Below are the data; count the lines with the string "What" in them and give that number only.

━━━━━ RECORDS SHOWN

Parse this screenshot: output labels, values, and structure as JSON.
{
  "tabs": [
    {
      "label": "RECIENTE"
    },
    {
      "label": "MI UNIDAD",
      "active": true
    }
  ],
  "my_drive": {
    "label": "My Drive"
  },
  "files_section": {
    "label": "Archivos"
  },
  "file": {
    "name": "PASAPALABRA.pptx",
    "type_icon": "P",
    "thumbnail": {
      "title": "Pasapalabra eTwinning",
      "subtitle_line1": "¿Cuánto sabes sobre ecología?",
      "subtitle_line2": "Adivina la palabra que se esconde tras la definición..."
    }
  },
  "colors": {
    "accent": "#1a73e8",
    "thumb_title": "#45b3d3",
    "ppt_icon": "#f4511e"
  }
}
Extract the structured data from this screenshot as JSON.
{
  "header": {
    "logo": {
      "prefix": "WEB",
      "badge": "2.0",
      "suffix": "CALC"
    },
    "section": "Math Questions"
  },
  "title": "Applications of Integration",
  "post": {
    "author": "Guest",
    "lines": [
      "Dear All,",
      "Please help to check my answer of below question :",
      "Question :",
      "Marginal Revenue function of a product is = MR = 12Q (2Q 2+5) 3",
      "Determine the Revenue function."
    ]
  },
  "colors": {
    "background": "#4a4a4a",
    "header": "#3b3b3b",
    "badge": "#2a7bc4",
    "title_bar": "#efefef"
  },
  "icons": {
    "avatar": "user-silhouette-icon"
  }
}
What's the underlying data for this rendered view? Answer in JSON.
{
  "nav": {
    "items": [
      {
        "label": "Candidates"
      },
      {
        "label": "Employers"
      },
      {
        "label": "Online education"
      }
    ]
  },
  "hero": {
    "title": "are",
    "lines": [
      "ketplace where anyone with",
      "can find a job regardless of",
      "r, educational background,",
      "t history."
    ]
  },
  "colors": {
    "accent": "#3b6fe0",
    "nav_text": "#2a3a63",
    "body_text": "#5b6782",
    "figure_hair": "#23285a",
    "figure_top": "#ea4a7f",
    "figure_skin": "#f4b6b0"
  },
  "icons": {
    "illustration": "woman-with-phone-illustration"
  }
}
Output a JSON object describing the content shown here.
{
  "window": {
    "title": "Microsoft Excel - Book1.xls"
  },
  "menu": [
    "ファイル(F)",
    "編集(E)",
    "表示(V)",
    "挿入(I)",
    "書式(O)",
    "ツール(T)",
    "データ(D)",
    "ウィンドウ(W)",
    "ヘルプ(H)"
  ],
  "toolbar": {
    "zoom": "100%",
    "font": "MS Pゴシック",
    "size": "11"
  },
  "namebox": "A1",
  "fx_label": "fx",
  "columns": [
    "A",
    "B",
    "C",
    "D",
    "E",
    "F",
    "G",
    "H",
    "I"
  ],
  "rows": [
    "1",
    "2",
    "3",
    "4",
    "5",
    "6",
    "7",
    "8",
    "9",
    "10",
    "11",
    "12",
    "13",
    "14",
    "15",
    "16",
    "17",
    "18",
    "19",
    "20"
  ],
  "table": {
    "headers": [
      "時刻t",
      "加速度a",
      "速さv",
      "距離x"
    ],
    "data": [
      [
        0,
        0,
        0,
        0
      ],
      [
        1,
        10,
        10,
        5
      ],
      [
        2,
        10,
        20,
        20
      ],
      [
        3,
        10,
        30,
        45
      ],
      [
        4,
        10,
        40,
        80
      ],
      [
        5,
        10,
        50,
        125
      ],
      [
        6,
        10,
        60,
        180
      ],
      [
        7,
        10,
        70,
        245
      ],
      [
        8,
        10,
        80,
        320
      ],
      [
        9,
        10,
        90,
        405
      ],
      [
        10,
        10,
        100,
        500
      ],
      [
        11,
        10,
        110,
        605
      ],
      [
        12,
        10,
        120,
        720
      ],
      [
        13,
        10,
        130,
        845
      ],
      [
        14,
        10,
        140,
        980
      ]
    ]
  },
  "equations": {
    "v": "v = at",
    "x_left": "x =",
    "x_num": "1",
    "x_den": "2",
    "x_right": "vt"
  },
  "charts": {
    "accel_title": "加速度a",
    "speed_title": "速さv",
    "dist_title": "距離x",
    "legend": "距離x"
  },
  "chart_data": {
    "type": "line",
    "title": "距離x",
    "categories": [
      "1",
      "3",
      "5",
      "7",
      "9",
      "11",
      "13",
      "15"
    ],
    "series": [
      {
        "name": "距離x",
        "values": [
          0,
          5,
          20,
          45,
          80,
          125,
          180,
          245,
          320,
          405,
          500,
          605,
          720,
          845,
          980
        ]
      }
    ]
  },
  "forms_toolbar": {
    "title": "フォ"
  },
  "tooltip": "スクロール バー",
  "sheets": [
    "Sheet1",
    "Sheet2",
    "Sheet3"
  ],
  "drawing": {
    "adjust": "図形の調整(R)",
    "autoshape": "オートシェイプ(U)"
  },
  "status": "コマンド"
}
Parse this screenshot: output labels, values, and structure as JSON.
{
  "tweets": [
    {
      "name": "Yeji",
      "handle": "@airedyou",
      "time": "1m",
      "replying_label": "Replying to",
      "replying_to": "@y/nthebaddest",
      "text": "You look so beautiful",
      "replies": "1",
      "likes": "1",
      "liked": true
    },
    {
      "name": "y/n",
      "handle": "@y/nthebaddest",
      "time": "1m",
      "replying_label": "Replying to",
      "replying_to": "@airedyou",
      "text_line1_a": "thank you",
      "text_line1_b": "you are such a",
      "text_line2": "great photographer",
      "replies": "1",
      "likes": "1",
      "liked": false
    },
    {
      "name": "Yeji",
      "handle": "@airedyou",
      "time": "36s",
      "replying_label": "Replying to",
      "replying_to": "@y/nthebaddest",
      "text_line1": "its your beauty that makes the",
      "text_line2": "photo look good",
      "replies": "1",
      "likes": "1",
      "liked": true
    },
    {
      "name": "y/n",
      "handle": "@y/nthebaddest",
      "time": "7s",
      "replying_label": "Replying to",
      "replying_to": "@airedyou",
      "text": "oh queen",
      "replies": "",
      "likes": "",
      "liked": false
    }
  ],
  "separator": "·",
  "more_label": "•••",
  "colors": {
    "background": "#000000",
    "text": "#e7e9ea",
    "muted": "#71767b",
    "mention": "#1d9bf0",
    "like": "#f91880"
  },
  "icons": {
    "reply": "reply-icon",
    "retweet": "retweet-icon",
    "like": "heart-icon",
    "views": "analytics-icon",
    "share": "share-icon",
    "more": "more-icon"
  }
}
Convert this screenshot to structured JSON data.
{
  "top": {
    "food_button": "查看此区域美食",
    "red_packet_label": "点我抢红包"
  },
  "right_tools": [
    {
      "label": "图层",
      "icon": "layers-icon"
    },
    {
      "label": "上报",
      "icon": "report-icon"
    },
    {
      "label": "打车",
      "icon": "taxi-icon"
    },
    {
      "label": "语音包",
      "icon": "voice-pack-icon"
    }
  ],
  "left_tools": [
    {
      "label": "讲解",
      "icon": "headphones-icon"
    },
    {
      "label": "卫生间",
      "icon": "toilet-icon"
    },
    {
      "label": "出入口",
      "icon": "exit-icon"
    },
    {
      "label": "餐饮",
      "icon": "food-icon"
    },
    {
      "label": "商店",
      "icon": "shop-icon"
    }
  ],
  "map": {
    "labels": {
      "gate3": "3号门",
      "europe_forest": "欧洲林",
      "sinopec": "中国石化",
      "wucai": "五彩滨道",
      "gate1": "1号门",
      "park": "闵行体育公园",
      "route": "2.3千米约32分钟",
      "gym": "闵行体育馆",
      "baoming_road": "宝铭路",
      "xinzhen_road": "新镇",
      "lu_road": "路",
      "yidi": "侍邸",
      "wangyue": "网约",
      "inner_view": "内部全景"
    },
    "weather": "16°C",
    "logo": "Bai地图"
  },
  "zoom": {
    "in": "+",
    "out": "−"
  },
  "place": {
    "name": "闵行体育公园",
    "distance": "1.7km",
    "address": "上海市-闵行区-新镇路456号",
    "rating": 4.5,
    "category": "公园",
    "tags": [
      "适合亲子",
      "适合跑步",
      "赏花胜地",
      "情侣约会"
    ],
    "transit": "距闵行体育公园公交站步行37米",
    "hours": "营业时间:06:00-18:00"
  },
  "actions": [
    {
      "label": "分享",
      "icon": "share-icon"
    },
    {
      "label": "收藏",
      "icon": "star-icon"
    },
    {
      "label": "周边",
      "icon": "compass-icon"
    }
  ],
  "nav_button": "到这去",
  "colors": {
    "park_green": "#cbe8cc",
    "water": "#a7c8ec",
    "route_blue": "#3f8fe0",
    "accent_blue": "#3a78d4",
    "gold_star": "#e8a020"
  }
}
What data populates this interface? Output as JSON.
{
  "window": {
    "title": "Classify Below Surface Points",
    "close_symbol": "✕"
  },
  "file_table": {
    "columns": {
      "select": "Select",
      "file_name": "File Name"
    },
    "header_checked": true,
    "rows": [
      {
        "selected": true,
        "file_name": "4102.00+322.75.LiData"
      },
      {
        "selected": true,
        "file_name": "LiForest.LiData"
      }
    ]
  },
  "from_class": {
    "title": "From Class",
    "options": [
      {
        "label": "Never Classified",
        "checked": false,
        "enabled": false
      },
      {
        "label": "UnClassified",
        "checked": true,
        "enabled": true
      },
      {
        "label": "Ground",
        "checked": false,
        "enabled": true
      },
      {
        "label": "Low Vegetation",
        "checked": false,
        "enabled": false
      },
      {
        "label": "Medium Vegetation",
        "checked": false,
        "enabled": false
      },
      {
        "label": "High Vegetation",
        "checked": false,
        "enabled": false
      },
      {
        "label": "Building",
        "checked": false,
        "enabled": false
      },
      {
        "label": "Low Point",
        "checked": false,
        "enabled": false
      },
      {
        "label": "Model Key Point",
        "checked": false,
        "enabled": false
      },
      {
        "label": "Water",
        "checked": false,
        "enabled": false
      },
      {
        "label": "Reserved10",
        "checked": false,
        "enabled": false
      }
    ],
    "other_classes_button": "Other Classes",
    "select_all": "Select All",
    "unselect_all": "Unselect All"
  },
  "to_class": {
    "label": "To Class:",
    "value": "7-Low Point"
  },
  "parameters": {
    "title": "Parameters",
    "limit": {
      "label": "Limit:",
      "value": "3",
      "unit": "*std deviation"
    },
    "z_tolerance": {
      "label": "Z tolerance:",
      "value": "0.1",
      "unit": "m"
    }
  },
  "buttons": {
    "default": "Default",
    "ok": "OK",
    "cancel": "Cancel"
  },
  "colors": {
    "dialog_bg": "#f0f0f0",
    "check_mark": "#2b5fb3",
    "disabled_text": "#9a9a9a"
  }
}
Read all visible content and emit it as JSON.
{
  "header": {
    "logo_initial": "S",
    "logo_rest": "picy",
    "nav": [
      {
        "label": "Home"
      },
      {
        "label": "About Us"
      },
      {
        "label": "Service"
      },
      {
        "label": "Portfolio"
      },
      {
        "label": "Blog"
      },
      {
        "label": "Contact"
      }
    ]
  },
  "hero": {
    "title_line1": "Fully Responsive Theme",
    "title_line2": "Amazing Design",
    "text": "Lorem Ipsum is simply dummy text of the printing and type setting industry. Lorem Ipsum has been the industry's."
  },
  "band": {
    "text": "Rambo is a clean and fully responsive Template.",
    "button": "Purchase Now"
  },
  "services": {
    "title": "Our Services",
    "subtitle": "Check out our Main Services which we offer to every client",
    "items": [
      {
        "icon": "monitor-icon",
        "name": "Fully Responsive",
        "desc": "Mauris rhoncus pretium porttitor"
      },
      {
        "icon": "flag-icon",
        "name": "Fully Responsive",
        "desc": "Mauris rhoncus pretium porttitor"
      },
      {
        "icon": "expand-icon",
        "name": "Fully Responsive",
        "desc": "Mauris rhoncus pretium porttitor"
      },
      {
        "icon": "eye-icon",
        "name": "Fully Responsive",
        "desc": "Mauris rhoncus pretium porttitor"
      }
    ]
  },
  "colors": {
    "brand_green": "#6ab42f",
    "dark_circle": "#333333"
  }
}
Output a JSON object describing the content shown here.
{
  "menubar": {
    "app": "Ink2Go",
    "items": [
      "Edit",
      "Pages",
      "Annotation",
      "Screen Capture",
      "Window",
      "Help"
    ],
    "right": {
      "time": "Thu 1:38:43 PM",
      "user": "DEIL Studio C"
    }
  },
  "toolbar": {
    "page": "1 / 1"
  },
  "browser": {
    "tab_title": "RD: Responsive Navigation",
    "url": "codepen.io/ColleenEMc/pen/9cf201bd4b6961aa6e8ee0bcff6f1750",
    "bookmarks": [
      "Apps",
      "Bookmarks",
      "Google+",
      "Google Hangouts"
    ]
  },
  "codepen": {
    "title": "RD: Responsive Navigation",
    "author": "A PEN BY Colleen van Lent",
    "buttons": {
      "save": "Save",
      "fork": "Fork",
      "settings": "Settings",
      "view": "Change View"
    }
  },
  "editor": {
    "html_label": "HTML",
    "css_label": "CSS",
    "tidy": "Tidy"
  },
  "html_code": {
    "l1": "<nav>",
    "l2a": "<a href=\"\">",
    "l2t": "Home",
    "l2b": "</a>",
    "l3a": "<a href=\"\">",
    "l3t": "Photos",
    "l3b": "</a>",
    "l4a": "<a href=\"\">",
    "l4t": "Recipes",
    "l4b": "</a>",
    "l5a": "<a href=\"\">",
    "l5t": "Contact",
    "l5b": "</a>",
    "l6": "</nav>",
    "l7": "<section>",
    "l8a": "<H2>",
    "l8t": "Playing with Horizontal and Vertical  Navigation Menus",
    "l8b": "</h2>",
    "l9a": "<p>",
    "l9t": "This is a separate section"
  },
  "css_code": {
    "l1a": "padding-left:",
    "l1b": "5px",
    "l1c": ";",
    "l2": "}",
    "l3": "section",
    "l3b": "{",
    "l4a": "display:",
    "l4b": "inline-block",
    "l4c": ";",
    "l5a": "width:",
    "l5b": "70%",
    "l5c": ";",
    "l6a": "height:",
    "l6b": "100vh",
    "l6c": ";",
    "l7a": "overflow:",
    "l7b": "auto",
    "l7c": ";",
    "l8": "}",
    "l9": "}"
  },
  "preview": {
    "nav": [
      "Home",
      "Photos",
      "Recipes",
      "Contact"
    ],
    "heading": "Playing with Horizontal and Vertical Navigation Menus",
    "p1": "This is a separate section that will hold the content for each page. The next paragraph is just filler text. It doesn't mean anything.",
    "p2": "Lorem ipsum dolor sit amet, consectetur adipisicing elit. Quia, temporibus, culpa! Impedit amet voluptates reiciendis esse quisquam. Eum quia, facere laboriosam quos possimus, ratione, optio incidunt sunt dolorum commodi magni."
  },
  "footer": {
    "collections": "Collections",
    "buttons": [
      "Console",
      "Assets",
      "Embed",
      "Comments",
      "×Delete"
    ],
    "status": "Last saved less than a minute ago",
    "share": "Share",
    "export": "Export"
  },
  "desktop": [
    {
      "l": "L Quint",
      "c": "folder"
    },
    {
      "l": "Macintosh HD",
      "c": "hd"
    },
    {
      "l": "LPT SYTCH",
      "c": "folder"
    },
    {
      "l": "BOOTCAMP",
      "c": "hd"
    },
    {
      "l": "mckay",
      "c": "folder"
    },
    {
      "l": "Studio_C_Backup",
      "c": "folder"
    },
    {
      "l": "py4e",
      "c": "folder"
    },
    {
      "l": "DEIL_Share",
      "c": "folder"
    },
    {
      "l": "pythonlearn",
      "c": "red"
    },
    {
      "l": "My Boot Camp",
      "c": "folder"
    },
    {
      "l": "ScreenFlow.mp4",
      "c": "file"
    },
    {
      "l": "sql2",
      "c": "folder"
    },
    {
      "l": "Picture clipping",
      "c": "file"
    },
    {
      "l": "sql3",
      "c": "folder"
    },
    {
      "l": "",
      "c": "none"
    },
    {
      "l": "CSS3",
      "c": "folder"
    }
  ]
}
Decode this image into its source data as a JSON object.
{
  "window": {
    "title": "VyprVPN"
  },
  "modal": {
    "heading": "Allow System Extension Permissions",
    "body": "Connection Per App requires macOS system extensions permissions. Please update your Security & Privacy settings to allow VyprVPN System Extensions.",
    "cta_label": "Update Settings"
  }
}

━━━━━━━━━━

**EXERCISE ANSWER:**
2